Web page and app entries

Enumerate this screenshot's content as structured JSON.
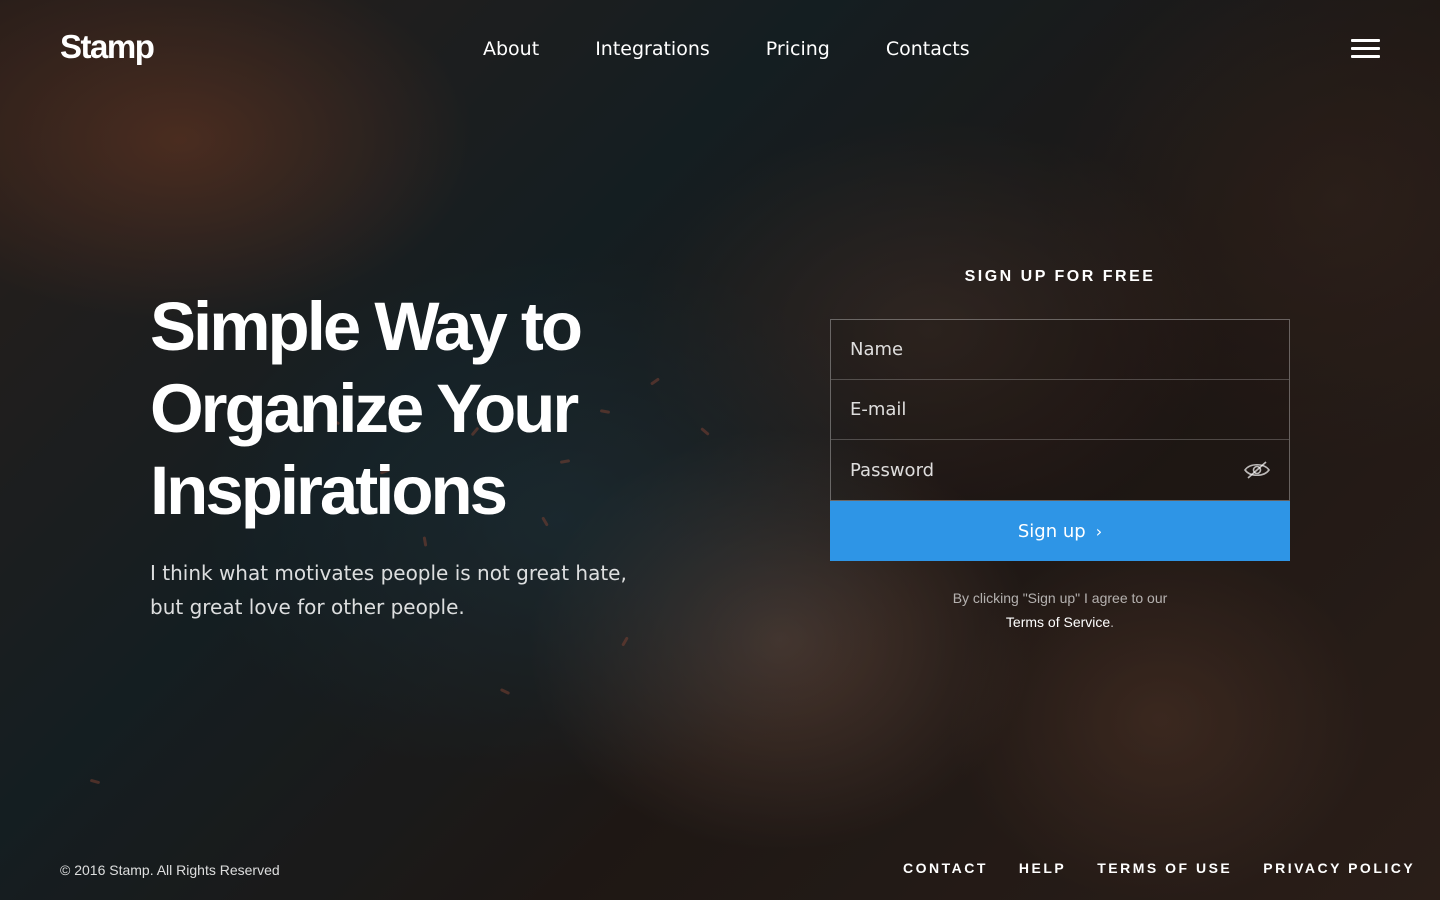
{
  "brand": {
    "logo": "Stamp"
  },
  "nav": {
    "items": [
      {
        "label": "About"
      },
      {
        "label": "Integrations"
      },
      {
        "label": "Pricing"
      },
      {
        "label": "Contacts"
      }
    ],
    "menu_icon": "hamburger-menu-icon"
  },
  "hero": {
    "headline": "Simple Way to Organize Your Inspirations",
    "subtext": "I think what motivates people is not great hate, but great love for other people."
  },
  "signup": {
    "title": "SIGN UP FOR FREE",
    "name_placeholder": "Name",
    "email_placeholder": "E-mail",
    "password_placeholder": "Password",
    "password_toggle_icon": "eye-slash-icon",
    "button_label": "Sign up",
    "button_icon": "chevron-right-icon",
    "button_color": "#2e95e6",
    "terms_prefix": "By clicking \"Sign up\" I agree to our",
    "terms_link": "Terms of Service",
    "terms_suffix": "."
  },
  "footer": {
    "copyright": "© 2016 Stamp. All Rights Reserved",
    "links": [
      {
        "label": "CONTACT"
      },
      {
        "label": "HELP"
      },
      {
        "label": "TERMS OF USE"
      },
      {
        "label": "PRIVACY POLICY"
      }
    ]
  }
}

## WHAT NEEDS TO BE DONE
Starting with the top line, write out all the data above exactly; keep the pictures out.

## OUTPUT
Enumerate this screenshot's content as structured JSON.
{
  "brand": {
    "logo": "Stamp"
  },
  "nav": {
    "items": [
      {
        "label": "About"
      },
      {
        "label": "Integrations"
      },
      {
        "label": "Pricing"
      },
      {
        "label": "Contacts"
      }
    ],
    "menu_icon": "hamburger-menu-icon"
  },
  "hero": {
    "headline": "Simple Way to Organize Your Inspirations",
    "subtext": "I think what motivates people is not great hate, but great love for other people."
  },
  "signup": {
    "title": "SIGN UP FOR FREE",
    "name_placeholder": "Name",
    "email_placeholder": "E-mail",
    "password_placeholder": "Password",
    "password_toggle_icon": "eye-slash-icon",
    "button_label": "Sign up",
    "button_icon": "chevron-right-icon",
    "button_color": "#2e95e6",
    "terms_prefix": "By clicking \"Sign up\" I agree to our",
    "terms_link": "Terms of Service",
    "terms_suffix": "."
  },
  "footer": {
    "copyright": "© 2016 Stamp. All Rights Reserved",
    "links": [
      {
        "label": "CONTACT"
      },
      {
        "label": "HELP"
      },
      {
        "label": "TERMS OF USE"
      },
      {
        "label": "PRIVACY POLICY"
      }
    ]
  }
}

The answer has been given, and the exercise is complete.